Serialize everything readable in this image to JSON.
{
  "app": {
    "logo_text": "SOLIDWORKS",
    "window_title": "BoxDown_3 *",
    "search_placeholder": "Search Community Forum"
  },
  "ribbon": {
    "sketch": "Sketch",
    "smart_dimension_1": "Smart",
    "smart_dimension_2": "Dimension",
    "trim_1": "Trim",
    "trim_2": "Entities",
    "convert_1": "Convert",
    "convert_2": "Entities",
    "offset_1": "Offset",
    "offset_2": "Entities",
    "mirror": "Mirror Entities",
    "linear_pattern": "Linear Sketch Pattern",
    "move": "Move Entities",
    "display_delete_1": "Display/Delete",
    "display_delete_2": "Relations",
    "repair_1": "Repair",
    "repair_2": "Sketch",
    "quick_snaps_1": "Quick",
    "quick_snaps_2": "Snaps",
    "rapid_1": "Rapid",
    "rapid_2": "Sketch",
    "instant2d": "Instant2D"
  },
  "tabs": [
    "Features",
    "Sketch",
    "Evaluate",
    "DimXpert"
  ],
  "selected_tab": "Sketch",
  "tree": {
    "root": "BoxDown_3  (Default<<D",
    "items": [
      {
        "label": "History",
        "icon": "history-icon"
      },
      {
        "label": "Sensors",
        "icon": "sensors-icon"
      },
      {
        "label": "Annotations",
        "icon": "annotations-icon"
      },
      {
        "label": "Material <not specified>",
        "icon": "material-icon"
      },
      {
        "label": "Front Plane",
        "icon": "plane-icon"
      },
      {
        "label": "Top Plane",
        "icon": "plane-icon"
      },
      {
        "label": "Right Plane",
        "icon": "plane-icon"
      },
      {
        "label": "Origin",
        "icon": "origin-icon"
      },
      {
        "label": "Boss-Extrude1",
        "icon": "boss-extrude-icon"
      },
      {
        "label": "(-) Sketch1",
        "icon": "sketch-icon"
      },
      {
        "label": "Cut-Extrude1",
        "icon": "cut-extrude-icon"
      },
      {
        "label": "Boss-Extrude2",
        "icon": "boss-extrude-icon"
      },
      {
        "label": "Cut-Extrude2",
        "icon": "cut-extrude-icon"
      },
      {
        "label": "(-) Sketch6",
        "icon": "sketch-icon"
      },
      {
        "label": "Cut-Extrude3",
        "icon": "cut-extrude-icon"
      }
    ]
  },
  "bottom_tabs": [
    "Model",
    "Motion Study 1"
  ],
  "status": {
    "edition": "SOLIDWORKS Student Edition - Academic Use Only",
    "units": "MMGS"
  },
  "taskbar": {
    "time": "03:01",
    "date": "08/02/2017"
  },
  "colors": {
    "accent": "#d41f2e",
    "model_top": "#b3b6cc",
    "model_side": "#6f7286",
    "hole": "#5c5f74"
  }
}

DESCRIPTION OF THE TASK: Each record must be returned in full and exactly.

WORKED SOLUTION:
Serialize everything readable in this image to JSON.
{
  "app": {
    "logo_text": "SOLIDWORKS",
    "window_title": "BoxDown_3 *",
    "search_placeholder": "Search Community Forum"
  },
  "ribbon": {
    "sketch": "Sketch",
    "smart_dimension_1": "Smart",
    "smart_dimension_2": "Dimension",
    "trim_1": "Trim",
    "trim_2": "Entities",
    "convert_1": "Convert",
    "convert_2": "Entities",
    "offset_1": "Offset",
    "offset_2": "Entities",
    "mirror": "Mirror Entities",
    "linear_pattern": "Linear Sketch Pattern",
    "move": "Move Entities",
    "display_delete_1": "Display/Delete",
    "display_delete_2": "Relations",
    "repair_1": "Repair",
    "repair_2": "Sketch",
    "quick_snaps_1": "Quick",
    "quick_snaps_2": "Snaps",
    "rapid_1": "Rapid",
    "rapid_2": "Sketch",
    "instant2d": "Instant2D"
  },
  "tabs": [
    "Features",
    "Sketch",
    "Evaluate",
    "DimXpert"
  ],
  "selected_tab": "Sketch",
  "tree": {
    "root": "BoxDown_3  (Default<<D",
    "items": [
      {
        "label": "History",
        "icon": "history-icon"
      },
      {
        "label": "Sensors",
        "icon": "sensors-icon"
      },
      {
        "label": "Annotations",
        "icon": "annotations-icon"
      },
      {
        "label": "Material <not specified>",
        "icon": "material-icon"
      },
      {
        "label": "Front Plane",
        "icon": "plane-icon"
      },
      {
        "label": "Top Plane",
        "icon": "plane-icon"
      },
      {
        "label": "Right Plane",
        "icon": "plane-icon"
      },
      {
        "label": "Origin",
        "icon": "origin-icon"
      },
      {
        "label": "Boss-Extrude1",
        "icon": "boss-extrude-icon"
      },
      {
        "label": "(-) Sketch1",
        "icon": "sketch-icon"
      },
      {
        "label": "Cut-Extrude1",
        "icon": "cut-extrude-icon"
      },
      {
        "label": "Boss-Extrude2",
        "icon": "boss-extrude-icon"
      },
      {
        "label": "Cut-Extrude2",
        "icon": "cut-extrude-icon"
      },
      {
        "label": "(-) Sketch6",
        "icon": "sketch-icon"
      },
      {
        "label": "Cut-Extrude3",
        "icon": "cut-extrude-icon"
      }
    ]
  },
  "bottom_tabs": [
    "Model",
    "Motion Study 1"
  ],
  "status": {
    "edition": "SOLIDWORKS Student Edition - Academic Use Only",
    "units": "MMGS"
  },
  "taskbar": {
    "time": "03:01",
    "date": "08/02/2017"
  },
  "colors": {
    "accent": "#d41f2e",
    "model_top": "#b3b6cc",
    "model_side": "#6f7286",
    "hole": "#5c5f74"
  }
}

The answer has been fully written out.